▶ _ASSIGNED TASK_: Return, word for word, the lines running from the one that contains "Transcribe this image's" to the final line of the listing below.

______

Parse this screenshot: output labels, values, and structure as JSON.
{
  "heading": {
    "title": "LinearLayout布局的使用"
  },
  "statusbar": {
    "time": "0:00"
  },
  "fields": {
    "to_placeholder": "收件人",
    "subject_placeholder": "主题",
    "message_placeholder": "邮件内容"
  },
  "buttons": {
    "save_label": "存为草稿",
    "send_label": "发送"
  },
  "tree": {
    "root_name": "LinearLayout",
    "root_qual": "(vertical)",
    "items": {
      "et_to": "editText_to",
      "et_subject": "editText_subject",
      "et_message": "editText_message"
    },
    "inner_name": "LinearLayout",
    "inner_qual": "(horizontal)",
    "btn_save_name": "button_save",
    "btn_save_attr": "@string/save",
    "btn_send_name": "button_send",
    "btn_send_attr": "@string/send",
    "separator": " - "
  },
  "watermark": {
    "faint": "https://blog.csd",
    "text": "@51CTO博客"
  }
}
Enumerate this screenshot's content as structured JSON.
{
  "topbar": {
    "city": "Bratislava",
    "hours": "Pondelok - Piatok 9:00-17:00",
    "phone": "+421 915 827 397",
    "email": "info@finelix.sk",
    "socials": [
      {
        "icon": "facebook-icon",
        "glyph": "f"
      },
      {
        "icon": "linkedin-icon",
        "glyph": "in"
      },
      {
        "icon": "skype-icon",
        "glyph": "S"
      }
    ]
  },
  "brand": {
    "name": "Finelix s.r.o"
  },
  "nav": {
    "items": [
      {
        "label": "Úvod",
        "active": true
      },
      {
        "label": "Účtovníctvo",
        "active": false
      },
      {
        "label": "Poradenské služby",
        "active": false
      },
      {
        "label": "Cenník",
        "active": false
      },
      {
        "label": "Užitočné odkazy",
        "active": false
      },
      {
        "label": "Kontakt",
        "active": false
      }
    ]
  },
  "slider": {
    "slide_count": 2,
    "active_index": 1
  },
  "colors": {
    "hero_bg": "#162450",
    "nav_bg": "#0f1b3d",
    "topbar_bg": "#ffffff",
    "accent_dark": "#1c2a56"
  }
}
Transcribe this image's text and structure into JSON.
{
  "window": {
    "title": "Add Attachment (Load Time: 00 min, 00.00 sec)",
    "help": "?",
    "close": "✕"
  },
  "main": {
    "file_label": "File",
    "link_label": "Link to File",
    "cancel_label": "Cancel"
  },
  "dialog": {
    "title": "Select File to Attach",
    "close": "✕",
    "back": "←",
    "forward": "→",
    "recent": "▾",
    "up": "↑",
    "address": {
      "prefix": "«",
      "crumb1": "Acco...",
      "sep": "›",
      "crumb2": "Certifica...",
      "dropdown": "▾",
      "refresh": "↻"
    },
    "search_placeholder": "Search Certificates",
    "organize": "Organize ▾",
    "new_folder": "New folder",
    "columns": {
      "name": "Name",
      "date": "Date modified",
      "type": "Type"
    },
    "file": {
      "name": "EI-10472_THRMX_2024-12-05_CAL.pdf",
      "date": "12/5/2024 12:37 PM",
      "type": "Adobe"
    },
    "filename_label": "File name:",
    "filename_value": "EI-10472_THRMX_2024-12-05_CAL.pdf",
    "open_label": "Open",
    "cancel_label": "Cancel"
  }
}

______

▶ _SOLUTION TO THE PROBLEM_:
Transcribe this image's text and structure into JSON.
{
  "window": {
    "title": "Add Attachment (Load Time: 00 min, 00.00 sec)",
    "help": "?",
    "close": "✕"
  },
  "main": {
    "file_label": "File",
    "link_label": "Link to File",
    "cancel_label": "Cancel"
  },
  "dialog": {
    "title": "Select File to Attach",
    "close": "✕",
    "back": "←",
    "forward": "→",
    "recent": "▾",
    "up": "↑",
    "address": {
      "prefix": "«",
      "crumb1": "Acco...",
      "sep": "›",
      "crumb2": "Certifica...",
      "dropdown": "▾",
      "refresh": "↻"
    },
    "search_placeholder": "Search Certificates",
    "organize": "Organize ▾",
    "new_folder": "New folder",
    "columns": {
      "name": "Name",
      "date": "Date modified",
      "type": "Type"
    },
    "file": {
      "name": "EI-10472_THRMX_2024-12-05_CAL.pdf",
      "date": "12/5/2024 12:37 PM",
      "type": "Adobe"
    },
    "filename_label": "File name:",
    "filename_value": "EI-10472_THRMX_2024-12-05_CAL.pdf",
    "open_label": "Open",
    "cancel_label": "Cancel"
  }
}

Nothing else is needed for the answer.